-- Opening Marker --

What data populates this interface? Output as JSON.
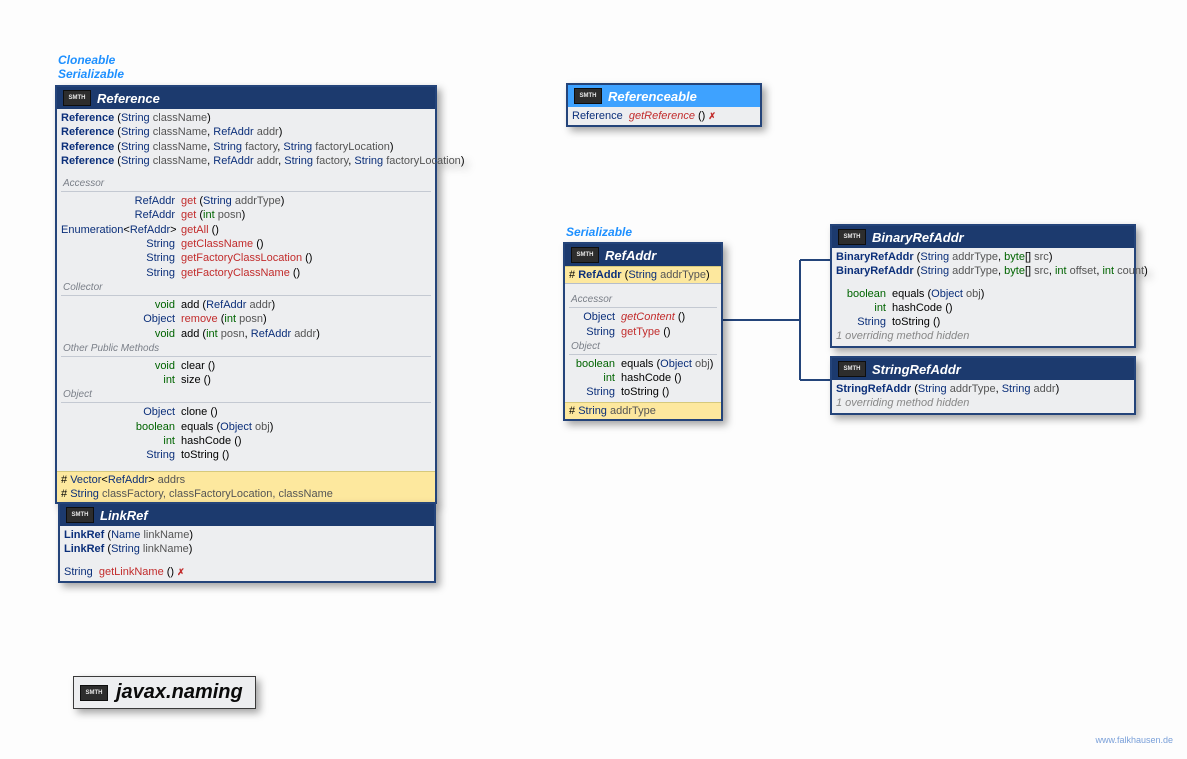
{
  "package": "javax.naming",
  "footer": "www.falkhausen.de",
  "labels": {
    "badge": "SMTH",
    "cloneable": "Cloneable",
    "serializable": "Serializable",
    "accessor": "Accessor",
    "collector": "Collector",
    "other": "Other Public Methods",
    "object": "Object",
    "hidden1": "1 overriding method hidden",
    "hidden_word_1": "1 overriding",
    "hidden_word_2": " method hidden"
  },
  "reference": {
    "name": "Reference",
    "ctors": [
      {
        "sig": "Reference (String className)"
      },
      {
        "sig": "Reference (String className, RefAddr addr)"
      },
      {
        "sig": "Reference (String className, String factory, String factoryLocation)"
      },
      {
        "sig": "Reference (String className, RefAddr addr, String factory, String factoryLocation)"
      }
    ],
    "accessor": [
      {
        "ret": "RefAddr",
        "name": "get",
        "params": "(String addrType)",
        "red": true
      },
      {
        "ret": "RefAddr",
        "name": "get",
        "params": "(int posn)",
        "red": true
      },
      {
        "ret": "Enumeration<RefAddr>",
        "name": "getAll",
        "params": "()",
        "red": true
      },
      {
        "ret": "String",
        "name": "getClassName",
        "params": "()",
        "red": true
      },
      {
        "ret": "String",
        "name": "getFactoryClassLocation",
        "params": "()",
        "red": true
      },
      {
        "ret": "String",
        "name": "getFactoryClassName",
        "params": "()",
        "red": true
      }
    ],
    "collector": [
      {
        "ret": "void",
        "name": "add",
        "params": "(RefAddr addr)"
      },
      {
        "ret": "Object",
        "name": "remove",
        "params": "(int posn)",
        "red": true
      },
      {
        "ret": "void",
        "name": "add",
        "params": "(int posn, RefAddr addr)"
      }
    ],
    "other": [
      {
        "ret": "void",
        "name": "clear",
        "params": "()"
      },
      {
        "ret": "int",
        "name": "size",
        "params": "()"
      }
    ],
    "objectM": [
      {
        "ret": "Object",
        "name": "clone",
        "params": "()"
      },
      {
        "ret": "boolean",
        "name": "equals",
        "params": "(Object obj)"
      },
      {
        "ret": "int",
        "name": "hashCode",
        "params": "()"
      },
      {
        "ret": "String",
        "name": "toString",
        "params": "()"
      }
    ],
    "protected": [
      "# Vector<RefAddr> addrs",
      "# String classFactory, classFactoryLocation, className"
    ]
  },
  "linkref": {
    "name": "LinkRef",
    "ctors": [
      {
        "sig": "LinkRef (Name linkName)"
      },
      {
        "sig": "LinkRef (String linkName)"
      }
    ],
    "methods": [
      {
        "ret": "String",
        "name": "getLinkName",
        "params": "()",
        "red": true,
        "throws": true
      }
    ]
  },
  "referenceable": {
    "name": "Referenceable",
    "methods": [
      {
        "ret": "Reference",
        "name": "getReference",
        "params": "()",
        "red": true,
        "throws": true
      }
    ]
  },
  "refaddr": {
    "name": "RefAddr",
    "protectedCtor": "# RefAddr (String addrType)",
    "accessor": [
      {
        "ret": "Object",
        "name": "getContent",
        "params": "()",
        "red": true,
        "italic": true
      },
      {
        "ret": "String",
        "name": "getType",
        "params": "()",
        "red": true
      }
    ],
    "objectM": [
      {
        "ret": "boolean",
        "name": "equals",
        "params": "(Object obj)"
      },
      {
        "ret": "int",
        "name": "hashCode",
        "params": "()"
      },
      {
        "ret": "String",
        "name": "toString",
        "params": "()"
      }
    ],
    "protectedField": "# String addrType"
  },
  "binaryrefaddr": {
    "name": "BinaryRefAddr",
    "ctors": [
      {
        "sig": "BinaryRefAddr (String addrType, byte[] src)"
      },
      {
        "sig": "BinaryRefAddr (String addrType, byte[] src, int offset, int count)"
      }
    ],
    "methods": [
      {
        "ret": "boolean",
        "name": "equals",
        "params": "(Object obj)"
      },
      {
        "ret": "int",
        "name": "hashCode",
        "params": "()"
      },
      {
        "ret": "String",
        "name": "toString",
        "params": "()"
      }
    ]
  },
  "stringrefaddr": {
    "name": "StringRefAddr",
    "ctors": [
      {
        "sig": "StringRefAddr (String addrType, String addr)"
      }
    ]
  }
}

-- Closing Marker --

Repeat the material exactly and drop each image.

What data populates this interface? Output as JSON.
{
  "package": "javax.naming",
  "footer": "www.falkhausen.de",
  "labels": {
    "badge": "SMTH",
    "cloneable": "Cloneable",
    "serializable": "Serializable",
    "accessor": "Accessor",
    "collector": "Collector",
    "other": "Other Public Methods",
    "object": "Object",
    "hidden1": "1 overriding method hidden",
    "hidden_word_1": "1 overriding",
    "hidden_word_2": " method hidden"
  },
  "reference": {
    "name": "Reference",
    "ctors": [
      {
        "sig": "Reference (String className)"
      },
      {
        "sig": "Reference (String className, RefAddr addr)"
      },
      {
        "sig": "Reference (String className, String factory, String factoryLocation)"
      },
      {
        "sig": "Reference (String className, RefAddr addr, String factory, String factoryLocation)"
      }
    ],
    "accessor": [
      {
        "ret": "RefAddr",
        "name": "get",
        "params": "(String addrType)",
        "red": true
      },
      {
        "ret": "RefAddr",
        "name": "get",
        "params": "(int posn)",
        "red": true
      },
      {
        "ret": "Enumeration<RefAddr>",
        "name": "getAll",
        "params": "()",
        "red": true
      },
      {
        "ret": "String",
        "name": "getClassName",
        "params": "()",
        "red": true
      },
      {
        "ret": "String",
        "name": "getFactoryClassLocation",
        "params": "()",
        "red": true
      },
      {
        "ret": "String",
        "name": "getFactoryClassName",
        "params": "()",
        "red": true
      }
    ],
    "collector": [
      {
        "ret": "void",
        "name": "add",
        "params": "(RefAddr addr)"
      },
      {
        "ret": "Object",
        "name": "remove",
        "params": "(int posn)",
        "red": true
      },
      {
        "ret": "void",
        "name": "add",
        "params": "(int posn, RefAddr addr)"
      }
    ],
    "other": [
      {
        "ret": "void",
        "name": "clear",
        "params": "()"
      },
      {
        "ret": "int",
        "name": "size",
        "params": "()"
      }
    ],
    "objectM": [
      {
        "ret": "Object",
        "name": "clone",
        "params": "()"
      },
      {
        "ret": "boolean",
        "name": "equals",
        "params": "(Object obj)"
      },
      {
        "ret": "int",
        "name": "hashCode",
        "params": "()"
      },
      {
        "ret": "String",
        "name": "toString",
        "params": "()"
      }
    ],
    "protected": [
      "# Vector<RefAddr> addrs",
      "# String classFactory, classFactoryLocation, className"
    ]
  },
  "linkref": {
    "name": "LinkRef",
    "ctors": [
      {
        "sig": "LinkRef (Name linkName)"
      },
      {
        "sig": "LinkRef (String linkName)"
      }
    ],
    "methods": [
      {
        "ret": "String",
        "name": "getLinkName",
        "params": "()",
        "red": true,
        "throws": true
      }
    ]
  },
  "referenceable": {
    "name": "Referenceable",
    "methods": [
      {
        "ret": "Reference",
        "name": "getReference",
        "params": "()",
        "red": true,
        "throws": true
      }
    ]
  },
  "refaddr": {
    "name": "RefAddr",
    "protectedCtor": "# RefAddr (String addrType)",
    "accessor": [
      {
        "ret": "Object",
        "name": "getContent",
        "params": "()",
        "red": true,
        "italic": true
      },
      {
        "ret": "String",
        "name": "getType",
        "params": "()",
        "red": true
      }
    ],
    "objectM": [
      {
        "ret": "boolean",
        "name": "equals",
        "params": "(Object obj)"
      },
      {
        "ret": "int",
        "name": "hashCode",
        "params": "()"
      },
      {
        "ret": "String",
        "name": "toString",
        "params": "()"
      }
    ],
    "protectedField": "# String addrType"
  },
  "binaryrefaddr": {
    "name": "BinaryRefAddr",
    "ctors": [
      {
        "sig": "BinaryRefAddr (String addrType, byte[] src)"
      },
      {
        "sig": "BinaryRefAddr (String addrType, byte[] src, int offset, int count)"
      }
    ],
    "methods": [
      {
        "ret": "boolean",
        "name": "equals",
        "params": "(Object obj)"
      },
      {
        "ret": "int",
        "name": "hashCode",
        "params": "()"
      },
      {
        "ret": "String",
        "name": "toString",
        "params": "()"
      }
    ]
  },
  "stringrefaddr": {
    "name": "StringRefAddr",
    "ctors": [
      {
        "sig": "StringRefAddr (String addrType, String addr)"
      }
    ]
  }
}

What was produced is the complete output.